A publication of the Archaeological Institute of America
Exploring China's First Great Wall
Monday, December 30, 2013
BEIJING, CHINA—In eastern China's Shandong Province, Field Museum of Chicago archaeologist Gary Feinman has discovered remains of an extensive earthen wall dating to 500 B.C. Predating the Great Wall of China by 300 years, the fortification stands 15 feet high in some places and may run for several hundred miles. Unlike its more famous counterpart, the wall was not built to defend the Chinese against marauding nomads, but marked the border between warring dynastic states. Constructed by the leaders of the Qi Dynasty, one of whom, Qin Shi Huang, would eventually unite the states as one nation, the wall is so sturdy that even today people use stretches of it as the base of a dirt road that connects rural communities.

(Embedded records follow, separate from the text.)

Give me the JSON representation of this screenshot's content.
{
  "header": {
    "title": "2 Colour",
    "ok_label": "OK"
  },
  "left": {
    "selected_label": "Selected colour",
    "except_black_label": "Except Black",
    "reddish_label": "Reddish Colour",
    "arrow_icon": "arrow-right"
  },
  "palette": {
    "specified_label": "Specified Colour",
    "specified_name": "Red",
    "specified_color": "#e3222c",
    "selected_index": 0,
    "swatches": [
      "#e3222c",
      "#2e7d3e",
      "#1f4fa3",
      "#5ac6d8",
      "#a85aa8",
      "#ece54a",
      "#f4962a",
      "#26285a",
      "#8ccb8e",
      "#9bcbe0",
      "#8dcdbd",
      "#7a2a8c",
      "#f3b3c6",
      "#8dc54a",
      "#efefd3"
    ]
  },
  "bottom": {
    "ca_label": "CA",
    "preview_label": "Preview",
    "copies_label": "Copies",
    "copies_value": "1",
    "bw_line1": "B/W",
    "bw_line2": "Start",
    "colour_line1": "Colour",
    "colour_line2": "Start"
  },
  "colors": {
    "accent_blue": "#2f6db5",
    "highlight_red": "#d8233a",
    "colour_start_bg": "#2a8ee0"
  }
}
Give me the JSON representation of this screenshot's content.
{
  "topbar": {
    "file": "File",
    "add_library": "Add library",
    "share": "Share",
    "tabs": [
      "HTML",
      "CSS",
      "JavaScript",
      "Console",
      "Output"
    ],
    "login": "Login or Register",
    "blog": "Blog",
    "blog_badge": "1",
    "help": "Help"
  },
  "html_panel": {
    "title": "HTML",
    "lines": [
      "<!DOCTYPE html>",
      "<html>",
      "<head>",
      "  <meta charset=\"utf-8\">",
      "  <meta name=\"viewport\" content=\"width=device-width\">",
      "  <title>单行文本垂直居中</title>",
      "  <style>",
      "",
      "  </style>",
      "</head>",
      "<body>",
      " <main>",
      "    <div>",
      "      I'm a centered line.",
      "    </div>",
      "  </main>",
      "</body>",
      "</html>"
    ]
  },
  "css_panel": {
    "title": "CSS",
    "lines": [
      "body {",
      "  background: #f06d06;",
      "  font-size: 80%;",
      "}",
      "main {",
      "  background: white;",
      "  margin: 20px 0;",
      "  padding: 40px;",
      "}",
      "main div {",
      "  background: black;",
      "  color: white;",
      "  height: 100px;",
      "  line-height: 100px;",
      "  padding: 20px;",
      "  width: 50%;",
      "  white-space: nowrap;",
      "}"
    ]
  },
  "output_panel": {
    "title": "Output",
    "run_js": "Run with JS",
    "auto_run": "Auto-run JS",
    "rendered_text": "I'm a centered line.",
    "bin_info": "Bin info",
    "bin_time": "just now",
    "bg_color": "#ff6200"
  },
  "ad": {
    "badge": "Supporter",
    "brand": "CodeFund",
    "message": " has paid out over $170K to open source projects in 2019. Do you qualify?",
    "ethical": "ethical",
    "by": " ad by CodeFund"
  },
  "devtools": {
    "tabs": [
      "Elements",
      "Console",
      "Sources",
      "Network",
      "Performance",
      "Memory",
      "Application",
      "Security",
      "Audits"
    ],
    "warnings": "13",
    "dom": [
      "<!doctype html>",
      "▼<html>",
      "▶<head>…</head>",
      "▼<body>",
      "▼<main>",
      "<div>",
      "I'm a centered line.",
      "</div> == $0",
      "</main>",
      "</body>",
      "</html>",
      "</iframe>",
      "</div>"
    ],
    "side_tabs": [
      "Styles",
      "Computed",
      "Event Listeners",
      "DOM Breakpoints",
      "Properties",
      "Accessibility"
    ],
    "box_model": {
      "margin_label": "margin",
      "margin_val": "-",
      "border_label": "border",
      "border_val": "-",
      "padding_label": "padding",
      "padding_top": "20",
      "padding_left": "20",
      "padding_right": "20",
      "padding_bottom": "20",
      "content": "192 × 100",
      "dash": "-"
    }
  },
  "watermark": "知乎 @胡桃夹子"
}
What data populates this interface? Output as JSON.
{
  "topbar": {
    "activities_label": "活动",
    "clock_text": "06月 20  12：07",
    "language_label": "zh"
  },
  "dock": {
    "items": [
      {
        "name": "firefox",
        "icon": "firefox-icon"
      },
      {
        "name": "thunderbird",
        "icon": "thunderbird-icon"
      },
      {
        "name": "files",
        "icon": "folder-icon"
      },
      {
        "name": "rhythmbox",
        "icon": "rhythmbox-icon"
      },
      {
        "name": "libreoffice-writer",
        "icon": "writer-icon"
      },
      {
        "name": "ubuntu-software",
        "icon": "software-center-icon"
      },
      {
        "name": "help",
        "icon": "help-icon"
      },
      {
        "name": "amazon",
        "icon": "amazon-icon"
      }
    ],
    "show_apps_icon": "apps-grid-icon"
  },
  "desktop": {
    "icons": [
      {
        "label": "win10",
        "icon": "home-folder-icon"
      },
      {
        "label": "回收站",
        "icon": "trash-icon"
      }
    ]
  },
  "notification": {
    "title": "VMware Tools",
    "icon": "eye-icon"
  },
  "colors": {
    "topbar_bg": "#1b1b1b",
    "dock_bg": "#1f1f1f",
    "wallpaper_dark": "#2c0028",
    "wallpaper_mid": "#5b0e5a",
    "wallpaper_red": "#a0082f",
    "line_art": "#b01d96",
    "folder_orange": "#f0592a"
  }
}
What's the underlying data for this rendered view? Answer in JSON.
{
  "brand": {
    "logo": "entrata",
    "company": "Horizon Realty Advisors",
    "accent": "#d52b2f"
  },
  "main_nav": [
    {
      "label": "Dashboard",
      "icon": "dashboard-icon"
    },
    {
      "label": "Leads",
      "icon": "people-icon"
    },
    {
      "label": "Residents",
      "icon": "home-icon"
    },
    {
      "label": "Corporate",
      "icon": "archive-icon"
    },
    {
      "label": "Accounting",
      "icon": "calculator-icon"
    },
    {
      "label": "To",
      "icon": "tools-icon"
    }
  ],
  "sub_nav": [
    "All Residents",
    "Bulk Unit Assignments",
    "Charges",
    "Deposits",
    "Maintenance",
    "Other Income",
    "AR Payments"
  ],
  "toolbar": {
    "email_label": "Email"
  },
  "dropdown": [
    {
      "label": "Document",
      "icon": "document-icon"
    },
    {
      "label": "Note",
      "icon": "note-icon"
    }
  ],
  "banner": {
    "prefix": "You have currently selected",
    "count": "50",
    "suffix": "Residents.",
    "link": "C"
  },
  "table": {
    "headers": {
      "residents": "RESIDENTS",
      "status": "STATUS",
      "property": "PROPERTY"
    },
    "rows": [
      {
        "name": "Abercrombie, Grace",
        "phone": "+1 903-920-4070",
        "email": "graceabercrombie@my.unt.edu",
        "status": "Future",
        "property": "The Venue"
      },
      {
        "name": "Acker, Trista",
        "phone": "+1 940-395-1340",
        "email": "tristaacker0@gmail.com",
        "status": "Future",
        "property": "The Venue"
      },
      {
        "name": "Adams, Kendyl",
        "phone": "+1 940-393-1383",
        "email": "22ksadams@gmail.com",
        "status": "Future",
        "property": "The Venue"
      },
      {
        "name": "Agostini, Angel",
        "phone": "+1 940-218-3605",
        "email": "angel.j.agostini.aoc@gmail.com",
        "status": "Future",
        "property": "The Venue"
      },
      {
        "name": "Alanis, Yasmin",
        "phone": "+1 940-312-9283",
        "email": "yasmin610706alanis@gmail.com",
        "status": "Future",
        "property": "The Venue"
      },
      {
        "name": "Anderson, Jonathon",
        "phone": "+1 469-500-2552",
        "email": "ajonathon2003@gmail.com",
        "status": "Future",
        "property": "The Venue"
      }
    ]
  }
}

Prehistoric deadliest catch, Roman silver in Slovakia, victims of the Inquisition, Papua New Guinea pottery workshop, and Tomb of the Cave Lions
How a Medusa survived Christianity